> _PROBLEM DETAILS_:
Where does the string "페이히어" occur in the entries below? Copy every line where it does.

> _DATA FOR ANALYSIS_:
>>>>>
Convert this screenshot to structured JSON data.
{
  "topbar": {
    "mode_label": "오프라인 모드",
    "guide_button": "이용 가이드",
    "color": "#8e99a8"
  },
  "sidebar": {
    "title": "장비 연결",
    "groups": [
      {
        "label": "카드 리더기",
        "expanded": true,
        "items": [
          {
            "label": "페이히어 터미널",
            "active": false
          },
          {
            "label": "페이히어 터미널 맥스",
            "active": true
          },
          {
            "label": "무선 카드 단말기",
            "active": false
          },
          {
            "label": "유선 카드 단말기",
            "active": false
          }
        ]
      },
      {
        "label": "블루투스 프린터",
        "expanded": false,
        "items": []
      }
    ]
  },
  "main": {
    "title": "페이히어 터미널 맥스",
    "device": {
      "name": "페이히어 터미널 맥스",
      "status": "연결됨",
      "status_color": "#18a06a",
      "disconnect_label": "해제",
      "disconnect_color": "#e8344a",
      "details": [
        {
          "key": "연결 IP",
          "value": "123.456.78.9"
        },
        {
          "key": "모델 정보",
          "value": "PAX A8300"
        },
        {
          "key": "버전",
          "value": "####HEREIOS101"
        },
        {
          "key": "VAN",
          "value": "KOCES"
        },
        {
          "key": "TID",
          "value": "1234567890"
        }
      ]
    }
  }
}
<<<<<
> _EXPECTED ANSWER_:
            "label": "페이히어 터미널",
            "label": "페이히어 터미널 맥스",
    "title": "페이히어 터미널 맥스",
      "name": "페이히어 터미널 맥스",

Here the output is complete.